Judge Tells State to Void the Credentials of 4,000 Teachers
A San Francisco Superior Court judge ordered the state on Wednesday to void the credentials of an estimated 4,000 public school teachers who had wrongly been labeled “highly qualified.”
Judge James L. Warren told the California Commission on Teacher Credentialing to stop issuing so-called individual internship certificates to new teachers and refrain from counting them as highly qualified under the federal No Child Left Behind Act.
The judge did not take issue with the merits of the individual permits, but said the credentialing commission failed to follow the state’s procedure in distributing them.
Critics of the individual certificates said the judge’s decision would stop the commission from circumventing the federal law, which requires all teachers to be highly qualified by the end of the current school year.
To meet the “highly qualified” requirement, they said, new teachers must be enrolled in formal internship programs through universities or school districts.

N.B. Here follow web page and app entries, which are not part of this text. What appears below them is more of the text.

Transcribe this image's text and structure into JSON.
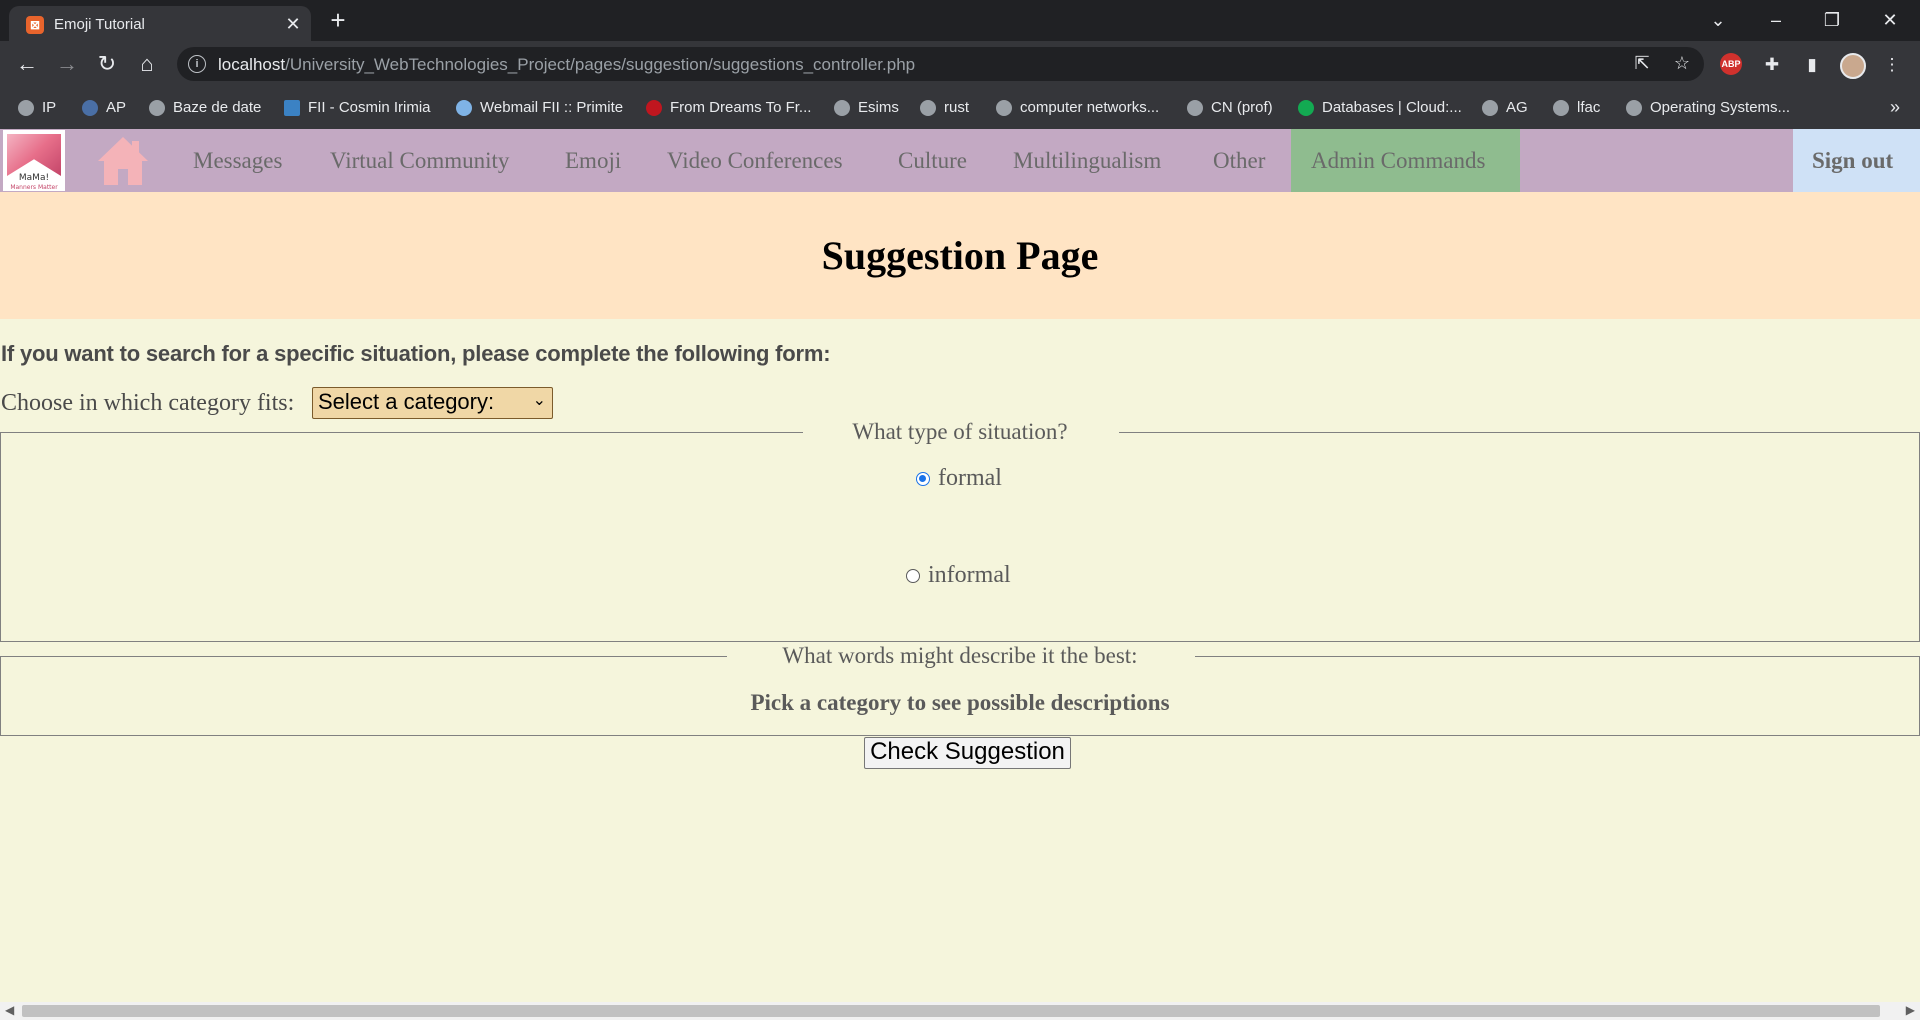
{
  "browser": {
    "tab_title": "Emoji Tutorial",
    "url_host": "localhost",
    "url_path": "/University_WebTechnologies_Project/pages/suggestion/suggestions_controller.php",
    "bookmarks": [
      {
        "label": "IP"
      },
      {
        "label": "AP"
      },
      {
        "label": "Baze de date"
      },
      {
        "label": "FII - Cosmin Irimia"
      },
      {
        "label": "Webmail FII :: Primite"
      },
      {
        "label": "From Dreams To Fr..."
      },
      {
        "label": "Esims"
      },
      {
        "label": "rust"
      },
      {
        "label": "computer networks..."
      },
      {
        "label": "CN (prof)"
      },
      {
        "label": "Databases | Cloud:..."
      },
      {
        "label": "AG"
      },
      {
        "label": "lfac"
      },
      {
        "label": "Operating Systems..."
      }
    ]
  },
  "site": {
    "logo_text": "MaMa!",
    "logo_subtext": "Manners Matter",
    "nav": [
      {
        "label": "Messages"
      },
      {
        "label": "Virtual Community"
      },
      {
        "label": "Emoji"
      },
      {
        "label": "Video Conferences"
      },
      {
        "label": "Culture"
      },
      {
        "label": "Multilingualism"
      },
      {
        "label": "Other"
      },
      {
        "label": "Admin Commands"
      }
    ],
    "sign_out": "Sign out",
    "colors": {
      "navbar": "#c3a9c3",
      "admin": "#8fbc8f",
      "signout": "#cfe1f6",
      "header": "#ffe4c4",
      "page_bg": "#f5f5dc"
    }
  },
  "page": {
    "title": "Suggestion Page",
    "intro": "If you want to search for a specific situation, please complete the following form:",
    "category_label": "Choose in which category fits:",
    "category_selected": "Select a category:",
    "situation_legend": "What type of situation?",
    "situation_options": [
      {
        "label": "formal",
        "checked": true
      },
      {
        "label": "informal",
        "checked": false
      }
    ],
    "words_legend": "What words might describe it the best:",
    "words_hint": "Pick a category to see possible descriptions",
    "submit_label": "Check Suggestion"
  }
}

It was unclear whether the state would be penalized by the federal government for having fewer highly qualified teachers as a result of the judge’s order.
“Students, parents and the public really deserve to know the real number of highly qualified teachers in their schools,” said Mike Chavez of the group Californians for Justice, which sued the credentialing commission in August to stop the practice.
“Now the state has to face up to the real task of providing [these teachers] with the training necessary to be successful and reach the level of a highly qualified teacher,” he said.
The credentialing commission stood by its individual certificates, saying they provided an important alternative route for teachers who want to earn state certification.
Those in the program “met the letter of the federal and state requirements for highly qualified teachers,” said Mary Armstrong, the commission’s general counsel. “It’s been very successful in moving people through [to full credentials]. It’s been a good program.”
The judge’s ruling was not expected to have any immediate effect on teachers who hold the individual certificates. The bureaucratic change would not affect teachers’ positions, salaries or benefits, according to the court order.
Armstrong said the commission, following the judge’s order, would establish one-time “special temporary certificates” for teachers who hold the individual permits. Some of those who hold the individual certificates might otherwise have been working with emergency teaching credentials.
Though teachers with the temporary certificates would not be classified as highly qualified, they would still have time to earn their full teaching credentials.
As part of the order, the credentialing commission must correct information it publicly reports about the number of highly qualified teachers in the state.
And it must closely follow state rules when developing credentials for new teachers. Among other things, the commission must run its proposals through the state’s administrative law office, said John Affeldt, managing attorney at Public Advocates, which filed the lawsuit.
The credentialing commission will meet later this month to consider new regulations for individual certificates.